In summary, what Pink takes an entire book to express is exactly what Ray Hunt put in a single sentence. “Make the right thing easy.”

In Admiration

What leaders do you admire? Just as a horse will mirror our habits, we reflect what we experience. Our own leadership philosophy can be shaped by many individuals and finding someone you truly admire helps the whole journey appear to be that much easier.

A fine horseman I had the great pleasure to ride with a couple of years ago, died last week. A legend in horsemanship circles Ray Hunt was a man who lead by example offering his 80 years of wisdom to anyone interested in learning.

Dubbed The Master of Communication, it was a title stuck. Ray may not have been known for his people skills but his horse skills are unquestionable. Ray always said he was in it for the horse. He showed people how to behave, so their horses had a chance.

Ray had been repeating that perspective for over forty years. It wasn’t just that he talked about what people should do but he showed people how easy it could be to have an outstanding partner in your horse. Ray may well have influenced more generations of horsemen and women than any other single horseman.

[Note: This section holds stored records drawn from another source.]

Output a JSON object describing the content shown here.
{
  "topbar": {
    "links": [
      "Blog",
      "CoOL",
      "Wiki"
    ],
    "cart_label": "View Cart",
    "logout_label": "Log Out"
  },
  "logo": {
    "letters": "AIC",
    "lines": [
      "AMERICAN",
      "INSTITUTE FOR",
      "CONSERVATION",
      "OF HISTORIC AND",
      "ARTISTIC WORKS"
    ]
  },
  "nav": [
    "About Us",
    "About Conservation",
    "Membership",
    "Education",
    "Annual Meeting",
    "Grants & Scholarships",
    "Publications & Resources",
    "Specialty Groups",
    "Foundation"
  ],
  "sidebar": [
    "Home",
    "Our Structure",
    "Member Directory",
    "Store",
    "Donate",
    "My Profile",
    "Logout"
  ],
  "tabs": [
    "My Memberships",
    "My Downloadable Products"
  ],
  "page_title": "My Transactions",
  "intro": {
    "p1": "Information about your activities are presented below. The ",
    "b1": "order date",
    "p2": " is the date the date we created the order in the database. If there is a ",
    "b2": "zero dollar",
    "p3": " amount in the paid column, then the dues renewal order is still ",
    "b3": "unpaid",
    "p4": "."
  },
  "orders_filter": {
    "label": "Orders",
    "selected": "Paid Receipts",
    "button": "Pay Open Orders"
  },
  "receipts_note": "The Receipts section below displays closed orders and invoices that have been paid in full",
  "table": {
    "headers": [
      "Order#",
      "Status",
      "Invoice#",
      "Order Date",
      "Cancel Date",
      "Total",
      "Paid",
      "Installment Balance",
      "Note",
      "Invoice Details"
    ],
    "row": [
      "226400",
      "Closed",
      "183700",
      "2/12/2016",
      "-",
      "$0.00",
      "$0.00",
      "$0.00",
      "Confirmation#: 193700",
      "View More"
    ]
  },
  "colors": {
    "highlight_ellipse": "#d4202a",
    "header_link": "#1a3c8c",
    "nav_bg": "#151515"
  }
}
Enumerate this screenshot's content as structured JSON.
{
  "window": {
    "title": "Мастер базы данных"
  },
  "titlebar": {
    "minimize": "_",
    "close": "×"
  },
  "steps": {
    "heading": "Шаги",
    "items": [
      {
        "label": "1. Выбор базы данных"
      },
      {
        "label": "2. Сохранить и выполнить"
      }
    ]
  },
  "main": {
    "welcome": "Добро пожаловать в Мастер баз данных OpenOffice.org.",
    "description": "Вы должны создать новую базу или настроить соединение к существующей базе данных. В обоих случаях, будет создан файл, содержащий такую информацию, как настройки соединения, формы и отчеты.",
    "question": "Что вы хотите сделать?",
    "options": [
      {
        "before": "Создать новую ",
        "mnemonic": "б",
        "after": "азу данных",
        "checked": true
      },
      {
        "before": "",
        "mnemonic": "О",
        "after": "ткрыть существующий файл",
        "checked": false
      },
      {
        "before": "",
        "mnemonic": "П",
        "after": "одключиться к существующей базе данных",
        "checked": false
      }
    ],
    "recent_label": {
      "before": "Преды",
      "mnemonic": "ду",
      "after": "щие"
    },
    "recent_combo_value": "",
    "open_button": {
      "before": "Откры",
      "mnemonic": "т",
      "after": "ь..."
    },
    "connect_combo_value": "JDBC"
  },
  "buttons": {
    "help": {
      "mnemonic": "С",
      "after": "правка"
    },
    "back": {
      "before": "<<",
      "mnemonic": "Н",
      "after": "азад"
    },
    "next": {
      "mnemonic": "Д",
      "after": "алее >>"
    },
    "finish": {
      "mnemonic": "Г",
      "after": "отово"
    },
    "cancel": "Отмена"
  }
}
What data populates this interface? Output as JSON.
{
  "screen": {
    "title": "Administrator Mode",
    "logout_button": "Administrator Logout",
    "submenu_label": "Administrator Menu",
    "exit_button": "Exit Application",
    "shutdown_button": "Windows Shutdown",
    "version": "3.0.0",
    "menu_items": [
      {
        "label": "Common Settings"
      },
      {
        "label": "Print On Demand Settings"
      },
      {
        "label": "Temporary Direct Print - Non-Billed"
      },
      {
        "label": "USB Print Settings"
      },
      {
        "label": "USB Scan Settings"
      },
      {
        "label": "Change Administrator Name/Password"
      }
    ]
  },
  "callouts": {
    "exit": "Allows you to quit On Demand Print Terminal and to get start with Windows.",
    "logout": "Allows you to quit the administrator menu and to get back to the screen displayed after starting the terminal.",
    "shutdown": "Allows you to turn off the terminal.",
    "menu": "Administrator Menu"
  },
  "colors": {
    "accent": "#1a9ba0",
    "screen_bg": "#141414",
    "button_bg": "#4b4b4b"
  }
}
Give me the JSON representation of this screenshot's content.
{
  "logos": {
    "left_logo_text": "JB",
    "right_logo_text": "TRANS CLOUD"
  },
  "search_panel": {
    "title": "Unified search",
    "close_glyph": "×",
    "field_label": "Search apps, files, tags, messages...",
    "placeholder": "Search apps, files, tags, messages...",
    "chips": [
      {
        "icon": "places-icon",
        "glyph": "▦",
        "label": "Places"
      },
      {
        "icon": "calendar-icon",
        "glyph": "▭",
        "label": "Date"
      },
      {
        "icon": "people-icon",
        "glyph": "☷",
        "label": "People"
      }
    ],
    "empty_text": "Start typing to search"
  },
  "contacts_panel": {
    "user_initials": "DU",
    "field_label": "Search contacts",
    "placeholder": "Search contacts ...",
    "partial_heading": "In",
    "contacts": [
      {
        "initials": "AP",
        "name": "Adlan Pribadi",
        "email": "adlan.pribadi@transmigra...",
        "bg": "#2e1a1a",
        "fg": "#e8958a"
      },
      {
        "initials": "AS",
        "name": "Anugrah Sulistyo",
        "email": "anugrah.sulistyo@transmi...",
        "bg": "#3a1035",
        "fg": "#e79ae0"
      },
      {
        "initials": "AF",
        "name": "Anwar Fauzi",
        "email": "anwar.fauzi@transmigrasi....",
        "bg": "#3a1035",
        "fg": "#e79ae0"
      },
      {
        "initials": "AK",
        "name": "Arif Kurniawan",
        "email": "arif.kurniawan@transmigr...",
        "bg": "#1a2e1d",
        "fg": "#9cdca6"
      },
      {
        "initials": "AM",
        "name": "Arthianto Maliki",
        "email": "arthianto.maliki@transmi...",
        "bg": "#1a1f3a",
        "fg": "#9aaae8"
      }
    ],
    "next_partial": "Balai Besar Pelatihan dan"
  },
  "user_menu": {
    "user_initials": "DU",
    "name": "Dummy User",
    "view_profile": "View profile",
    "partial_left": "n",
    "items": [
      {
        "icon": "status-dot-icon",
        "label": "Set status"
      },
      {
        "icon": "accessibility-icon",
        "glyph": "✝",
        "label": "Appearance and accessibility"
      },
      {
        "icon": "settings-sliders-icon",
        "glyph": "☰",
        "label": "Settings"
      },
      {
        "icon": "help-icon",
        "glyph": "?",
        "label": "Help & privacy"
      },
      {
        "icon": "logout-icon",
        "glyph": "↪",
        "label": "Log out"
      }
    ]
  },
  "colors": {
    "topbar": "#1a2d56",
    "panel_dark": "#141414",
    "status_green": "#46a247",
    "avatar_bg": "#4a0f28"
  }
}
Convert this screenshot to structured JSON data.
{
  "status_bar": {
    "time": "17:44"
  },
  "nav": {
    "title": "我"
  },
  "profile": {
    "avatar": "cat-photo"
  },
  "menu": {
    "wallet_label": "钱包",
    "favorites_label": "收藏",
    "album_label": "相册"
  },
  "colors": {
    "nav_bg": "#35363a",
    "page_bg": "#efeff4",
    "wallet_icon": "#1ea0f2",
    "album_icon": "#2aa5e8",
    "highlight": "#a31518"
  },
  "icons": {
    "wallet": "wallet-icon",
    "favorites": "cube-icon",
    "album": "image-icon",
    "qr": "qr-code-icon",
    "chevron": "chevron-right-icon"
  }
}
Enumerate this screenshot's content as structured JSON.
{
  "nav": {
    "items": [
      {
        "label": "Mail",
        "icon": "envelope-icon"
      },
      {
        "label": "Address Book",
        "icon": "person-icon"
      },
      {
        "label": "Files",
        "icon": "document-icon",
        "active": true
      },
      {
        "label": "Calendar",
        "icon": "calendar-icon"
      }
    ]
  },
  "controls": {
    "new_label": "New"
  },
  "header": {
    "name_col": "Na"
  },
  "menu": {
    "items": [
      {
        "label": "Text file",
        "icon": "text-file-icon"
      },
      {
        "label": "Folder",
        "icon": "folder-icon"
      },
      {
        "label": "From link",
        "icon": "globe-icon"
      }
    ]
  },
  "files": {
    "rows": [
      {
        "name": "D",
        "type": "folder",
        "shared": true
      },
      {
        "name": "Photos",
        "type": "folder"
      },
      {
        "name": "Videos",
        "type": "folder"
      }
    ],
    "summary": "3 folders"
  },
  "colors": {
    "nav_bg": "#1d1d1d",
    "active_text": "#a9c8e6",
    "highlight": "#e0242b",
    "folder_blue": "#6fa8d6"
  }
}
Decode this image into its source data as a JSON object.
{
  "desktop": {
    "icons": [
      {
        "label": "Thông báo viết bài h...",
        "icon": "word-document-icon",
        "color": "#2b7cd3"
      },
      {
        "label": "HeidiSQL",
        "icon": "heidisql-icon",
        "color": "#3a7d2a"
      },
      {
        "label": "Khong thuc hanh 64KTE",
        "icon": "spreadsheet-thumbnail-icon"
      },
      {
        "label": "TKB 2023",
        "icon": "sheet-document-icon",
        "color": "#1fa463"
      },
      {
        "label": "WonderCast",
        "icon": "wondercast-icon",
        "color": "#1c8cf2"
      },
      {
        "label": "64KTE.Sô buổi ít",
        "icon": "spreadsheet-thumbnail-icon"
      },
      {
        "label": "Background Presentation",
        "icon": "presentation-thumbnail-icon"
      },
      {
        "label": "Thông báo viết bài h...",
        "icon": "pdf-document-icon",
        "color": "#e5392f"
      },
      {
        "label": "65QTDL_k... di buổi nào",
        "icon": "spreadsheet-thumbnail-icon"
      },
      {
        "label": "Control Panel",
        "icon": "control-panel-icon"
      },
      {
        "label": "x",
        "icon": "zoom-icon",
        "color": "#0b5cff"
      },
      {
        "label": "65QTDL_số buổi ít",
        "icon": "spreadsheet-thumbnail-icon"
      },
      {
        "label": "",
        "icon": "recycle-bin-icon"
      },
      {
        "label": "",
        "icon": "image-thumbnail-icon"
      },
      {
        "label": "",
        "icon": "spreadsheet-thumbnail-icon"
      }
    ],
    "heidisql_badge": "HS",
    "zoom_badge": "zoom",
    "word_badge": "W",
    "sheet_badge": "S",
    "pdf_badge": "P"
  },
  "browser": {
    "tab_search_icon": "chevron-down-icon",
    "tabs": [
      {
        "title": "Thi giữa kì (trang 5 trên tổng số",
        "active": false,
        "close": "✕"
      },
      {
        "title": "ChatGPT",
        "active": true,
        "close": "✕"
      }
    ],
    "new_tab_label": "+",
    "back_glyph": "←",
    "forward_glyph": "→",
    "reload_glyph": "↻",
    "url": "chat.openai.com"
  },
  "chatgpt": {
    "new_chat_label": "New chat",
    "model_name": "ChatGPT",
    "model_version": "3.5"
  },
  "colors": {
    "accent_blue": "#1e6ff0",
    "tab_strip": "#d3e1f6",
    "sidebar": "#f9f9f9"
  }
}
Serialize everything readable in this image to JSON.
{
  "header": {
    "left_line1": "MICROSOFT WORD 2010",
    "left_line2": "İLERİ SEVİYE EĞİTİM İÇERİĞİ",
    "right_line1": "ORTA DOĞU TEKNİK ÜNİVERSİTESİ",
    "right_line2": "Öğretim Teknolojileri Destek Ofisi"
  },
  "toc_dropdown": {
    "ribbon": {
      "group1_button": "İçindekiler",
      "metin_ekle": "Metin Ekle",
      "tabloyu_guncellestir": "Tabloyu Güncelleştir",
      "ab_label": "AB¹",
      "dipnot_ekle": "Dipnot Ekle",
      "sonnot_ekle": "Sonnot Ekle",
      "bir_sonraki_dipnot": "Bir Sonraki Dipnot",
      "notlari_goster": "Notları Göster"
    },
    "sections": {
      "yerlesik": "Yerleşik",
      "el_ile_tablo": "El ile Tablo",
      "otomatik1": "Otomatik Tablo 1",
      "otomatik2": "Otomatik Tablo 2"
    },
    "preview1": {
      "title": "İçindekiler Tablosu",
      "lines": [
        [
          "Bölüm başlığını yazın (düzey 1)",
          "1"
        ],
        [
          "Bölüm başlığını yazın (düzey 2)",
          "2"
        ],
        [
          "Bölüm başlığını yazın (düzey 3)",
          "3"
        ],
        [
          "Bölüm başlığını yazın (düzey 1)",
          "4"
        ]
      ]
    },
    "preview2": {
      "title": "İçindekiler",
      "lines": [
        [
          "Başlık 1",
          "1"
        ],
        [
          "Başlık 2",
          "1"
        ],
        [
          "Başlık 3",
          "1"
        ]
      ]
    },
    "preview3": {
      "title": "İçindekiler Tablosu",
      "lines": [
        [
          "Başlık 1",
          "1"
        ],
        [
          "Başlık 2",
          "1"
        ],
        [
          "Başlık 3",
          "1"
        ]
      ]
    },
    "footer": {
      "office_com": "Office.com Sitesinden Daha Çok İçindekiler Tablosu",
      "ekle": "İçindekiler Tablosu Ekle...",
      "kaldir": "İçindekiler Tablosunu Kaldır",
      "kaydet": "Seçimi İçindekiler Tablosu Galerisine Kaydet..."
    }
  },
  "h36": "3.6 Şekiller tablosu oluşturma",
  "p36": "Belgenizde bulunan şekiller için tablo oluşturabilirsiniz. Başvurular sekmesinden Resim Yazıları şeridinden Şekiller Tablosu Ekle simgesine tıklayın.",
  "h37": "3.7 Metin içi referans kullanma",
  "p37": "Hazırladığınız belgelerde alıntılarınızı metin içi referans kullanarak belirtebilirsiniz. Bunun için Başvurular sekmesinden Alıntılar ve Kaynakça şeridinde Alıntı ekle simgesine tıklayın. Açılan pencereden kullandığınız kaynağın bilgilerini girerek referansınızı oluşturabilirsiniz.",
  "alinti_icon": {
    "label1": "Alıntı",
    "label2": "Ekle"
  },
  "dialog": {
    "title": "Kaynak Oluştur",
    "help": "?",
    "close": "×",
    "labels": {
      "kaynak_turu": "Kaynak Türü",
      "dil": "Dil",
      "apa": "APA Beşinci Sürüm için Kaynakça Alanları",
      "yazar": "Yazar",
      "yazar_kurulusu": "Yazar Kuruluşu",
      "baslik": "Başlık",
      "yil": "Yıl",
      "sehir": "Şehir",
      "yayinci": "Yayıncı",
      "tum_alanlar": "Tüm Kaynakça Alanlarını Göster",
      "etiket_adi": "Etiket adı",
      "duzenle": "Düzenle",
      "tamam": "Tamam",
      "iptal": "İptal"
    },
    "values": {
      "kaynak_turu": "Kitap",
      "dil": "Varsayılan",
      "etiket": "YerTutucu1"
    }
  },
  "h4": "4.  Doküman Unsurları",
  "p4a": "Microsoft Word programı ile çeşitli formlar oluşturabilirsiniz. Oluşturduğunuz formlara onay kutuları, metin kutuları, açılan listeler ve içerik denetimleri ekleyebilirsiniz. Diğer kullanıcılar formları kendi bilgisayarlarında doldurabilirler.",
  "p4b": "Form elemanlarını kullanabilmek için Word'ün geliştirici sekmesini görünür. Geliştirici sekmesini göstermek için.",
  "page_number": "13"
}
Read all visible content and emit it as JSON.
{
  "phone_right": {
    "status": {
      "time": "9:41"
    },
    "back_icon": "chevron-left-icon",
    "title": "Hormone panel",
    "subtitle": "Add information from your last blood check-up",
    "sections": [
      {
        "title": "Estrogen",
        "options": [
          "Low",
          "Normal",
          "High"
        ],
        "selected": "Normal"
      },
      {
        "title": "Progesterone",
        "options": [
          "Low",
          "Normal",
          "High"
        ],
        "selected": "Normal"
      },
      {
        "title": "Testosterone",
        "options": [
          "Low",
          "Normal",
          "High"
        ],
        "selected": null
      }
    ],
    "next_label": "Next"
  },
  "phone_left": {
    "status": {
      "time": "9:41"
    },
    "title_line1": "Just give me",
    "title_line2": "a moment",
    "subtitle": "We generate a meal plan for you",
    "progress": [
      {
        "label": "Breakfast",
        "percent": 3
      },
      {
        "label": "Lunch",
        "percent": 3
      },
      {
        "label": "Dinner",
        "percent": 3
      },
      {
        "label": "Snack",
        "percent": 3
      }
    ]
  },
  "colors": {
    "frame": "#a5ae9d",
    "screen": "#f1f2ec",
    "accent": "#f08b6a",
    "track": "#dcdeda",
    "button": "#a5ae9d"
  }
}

Ray likely just considered himself a horseman but John Maxwell suggests “to be a successful leader you must surround yourself with people who can respond to five key questions”.

• Do they display exemplary character in everything they do?
• Do they bring complementary gifts to the table?
• Do they hold a strategic position and have influence within the organization?
• Do they add value to the organization and to the leader?
• Do they positively affect other members of the inner circle?

These kind of people flocked to Ray, spawning decades of horse people willing to let the horse’s perspective be held in high regard. Ray has clearly demonstrated he created an inner circle that many top executives would envy.

Displaying integrity in all he did, Ray offered the most humble of gifts to every horse human combination he encountered, respect. Ray was able to see the inherit talent in a horse when the owner couldn’t, and an argument was never personal. It wasn’t about you, it was about the horse.

Ray has been a part of my leadership and horsemanship journey. He helped me understand like the reins we hold in our hands connecting to the two most sensitive parts of the horse human team. The responsibility we are given in leading others represents the most fragile part of the organization.